**Material for the task**

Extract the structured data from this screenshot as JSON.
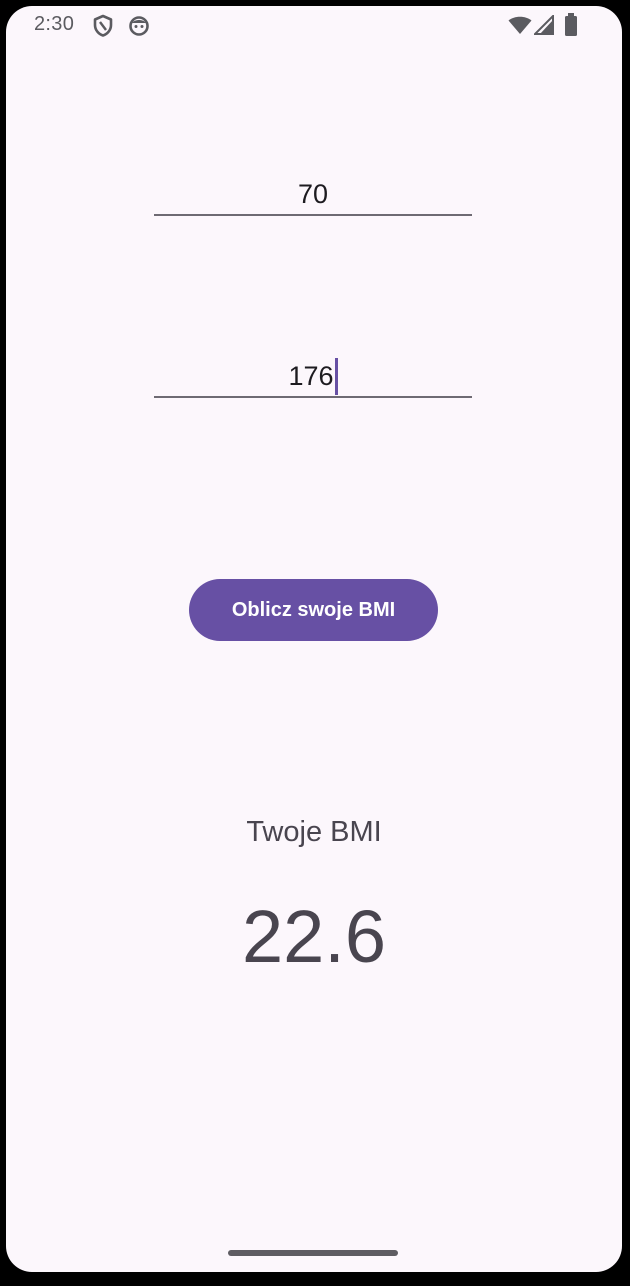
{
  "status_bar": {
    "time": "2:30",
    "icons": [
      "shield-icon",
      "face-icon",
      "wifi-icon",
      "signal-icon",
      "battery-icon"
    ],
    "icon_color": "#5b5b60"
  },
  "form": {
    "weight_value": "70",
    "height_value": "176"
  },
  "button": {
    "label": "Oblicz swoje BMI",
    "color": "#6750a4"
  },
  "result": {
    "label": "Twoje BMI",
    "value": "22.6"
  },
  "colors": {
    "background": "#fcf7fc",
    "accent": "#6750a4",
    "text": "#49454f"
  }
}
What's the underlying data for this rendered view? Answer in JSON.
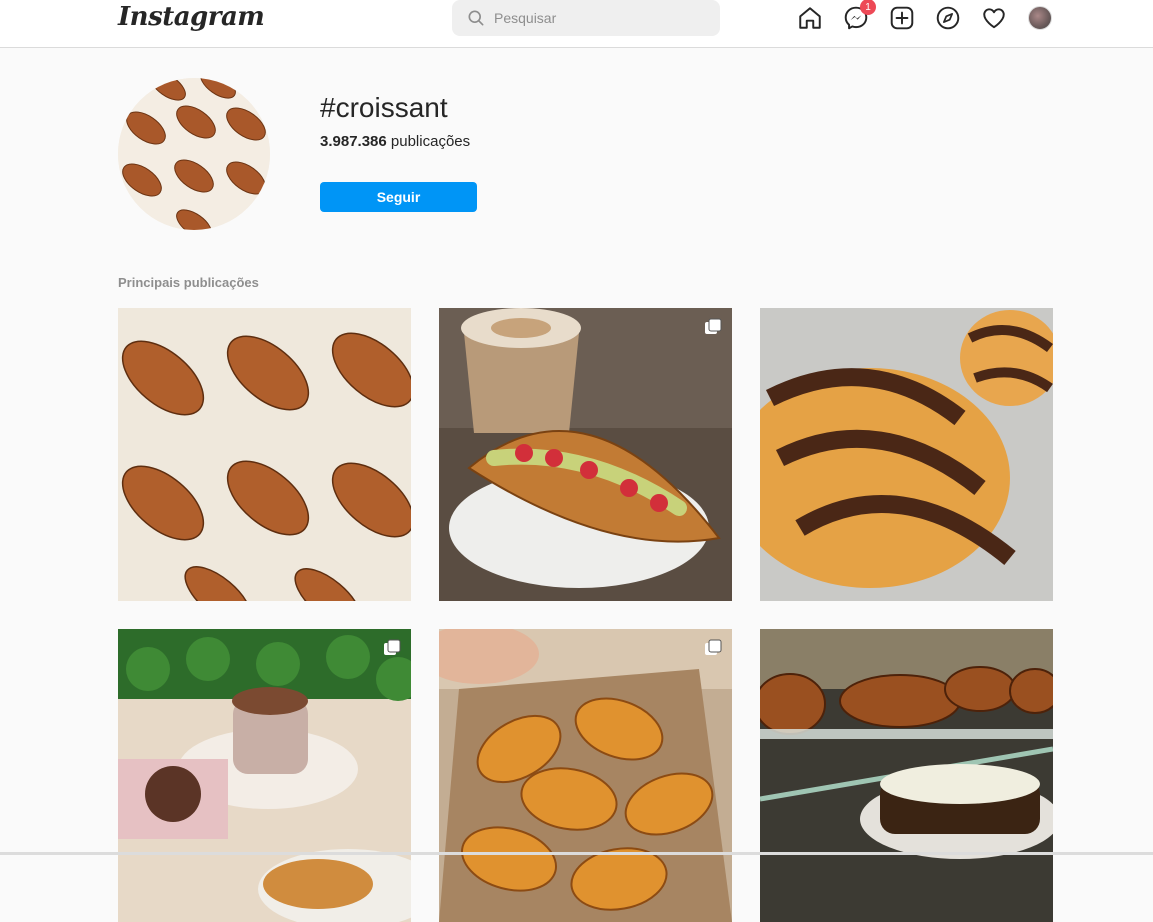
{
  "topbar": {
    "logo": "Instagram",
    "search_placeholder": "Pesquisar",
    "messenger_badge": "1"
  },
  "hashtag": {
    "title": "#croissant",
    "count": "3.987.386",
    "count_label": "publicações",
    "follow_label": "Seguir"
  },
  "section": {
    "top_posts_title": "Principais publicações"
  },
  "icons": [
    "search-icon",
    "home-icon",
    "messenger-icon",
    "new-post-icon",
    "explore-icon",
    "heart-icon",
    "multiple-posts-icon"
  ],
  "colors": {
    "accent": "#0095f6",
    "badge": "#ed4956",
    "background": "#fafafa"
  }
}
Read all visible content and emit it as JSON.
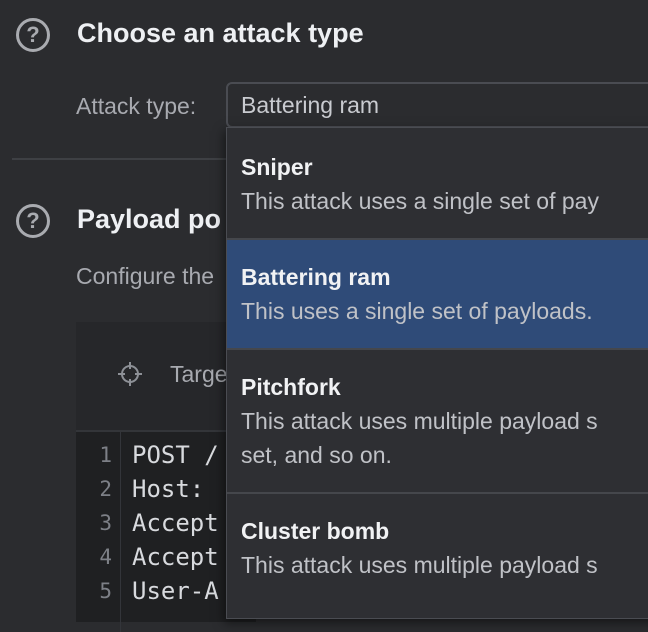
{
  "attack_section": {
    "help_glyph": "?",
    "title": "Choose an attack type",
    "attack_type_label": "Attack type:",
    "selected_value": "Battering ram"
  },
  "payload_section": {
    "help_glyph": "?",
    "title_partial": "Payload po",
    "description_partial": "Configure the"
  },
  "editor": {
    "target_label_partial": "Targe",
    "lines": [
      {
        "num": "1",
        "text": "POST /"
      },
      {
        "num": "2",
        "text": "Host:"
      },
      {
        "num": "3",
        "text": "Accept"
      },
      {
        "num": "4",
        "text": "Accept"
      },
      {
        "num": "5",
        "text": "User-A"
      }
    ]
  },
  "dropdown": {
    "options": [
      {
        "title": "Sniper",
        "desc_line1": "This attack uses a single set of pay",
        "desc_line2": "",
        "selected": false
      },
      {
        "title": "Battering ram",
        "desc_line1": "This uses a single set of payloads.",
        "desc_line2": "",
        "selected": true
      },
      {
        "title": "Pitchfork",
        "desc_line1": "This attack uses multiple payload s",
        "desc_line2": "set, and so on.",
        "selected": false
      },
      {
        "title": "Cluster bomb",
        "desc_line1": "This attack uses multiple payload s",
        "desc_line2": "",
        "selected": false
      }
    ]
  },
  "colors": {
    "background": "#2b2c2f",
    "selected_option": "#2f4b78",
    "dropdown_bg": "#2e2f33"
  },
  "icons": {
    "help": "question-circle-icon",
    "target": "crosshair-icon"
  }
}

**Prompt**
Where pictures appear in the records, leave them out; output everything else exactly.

**Written response**
Extract the structured data from this screenshot as JSON.
{
  "status_bar": {
    "time": "2:30",
    "icons": [
      "shield-icon",
      "face-icon",
      "wifi-icon",
      "signal-icon",
      "battery-icon"
    ],
    "icon_color": "#5b5b60"
  },
  "form": {
    "weight_value": "70",
    "height_value": "176"
  },
  "button": {
    "label": "Oblicz swoje BMI",
    "color": "#6750a4"
  },
  "result": {
    "label": "Twoje BMI",
    "value": "22.6"
  },
  "colors": {
    "background": "#fcf7fc",
    "accent": "#6750a4",
    "text": "#49454f"
  }
}
What's the underlying data for this rendered view? Answer in JSON.
{
  "topbar": {
    "logo": "Instagram",
    "search_placeholder": "Pesquisar",
    "messenger_badge": "1"
  },
  "hashtag": {
    "title": "#croissant",
    "count": "3.987.386",
    "count_label": "publicações",
    "follow_label": "Seguir"
  },
  "section": {
    "top_posts_title": "Principais publicações"
  },
  "icons": [
    "search-icon",
    "home-icon",
    "messenger-icon",
    "new-post-icon",
    "explore-icon",
    "heart-icon",
    "multiple-posts-icon"
  ],
  "colors": {
    "accent": "#0095f6",
    "badge": "#ed4956",
    "background": "#fafafa"
  }
}
Read all visible content and emit it as JSON.
{
  "attack_section": {
    "help_glyph": "?",
    "title": "Choose an attack type",
    "attack_type_label": "Attack type:",
    "selected_value": "Battering ram"
  },
  "payload_section": {
    "help_glyph": "?",
    "title_partial": "Payload po",
    "description_partial": "Configure the"
  },
  "editor": {
    "target_label_partial": "Targe",
    "lines": [
      {
        "num": "1",
        "text": "POST /"
      },
      {
        "num": "2",
        "text": "Host:"
      },
      {
        "num": "3",
        "text": "Accept"
      },
      {
        "num": "4",
        "text": "Accept"
      },
      {
        "num": "5",
        "text": "User-A"
      }
    ]
  },
  "dropdown": {
    "options": [
      {
        "title": "Sniper",
        "desc_line1": "This attack uses a single set of pay",
        "desc_line2": "",
        "selected": false
      },
      {
        "title": "Battering ram",
        "desc_line1": "This uses a single set of payloads.",
        "desc_line2": "",
        "selected": true
      },
      {
        "title": "Pitchfork",
        "desc_line1": "This attack uses multiple payload s",
        "desc_line2": "set, and so on.",
        "selected": false
      },
      {
        "title": "Cluster bomb",
        "desc_line1": "This attack uses multiple payload s",
        "desc_line2": "",
        "selected": false
      }
    ]
  },
  "colors": {
    "background": "#2b2c2f",
    "selected_option": "#2f4b78",
    "dropdown_bg": "#2e2f33"
  },
  "icons": {
    "help": "question-circle-icon",
    "target": "crosshair-icon"
  }
}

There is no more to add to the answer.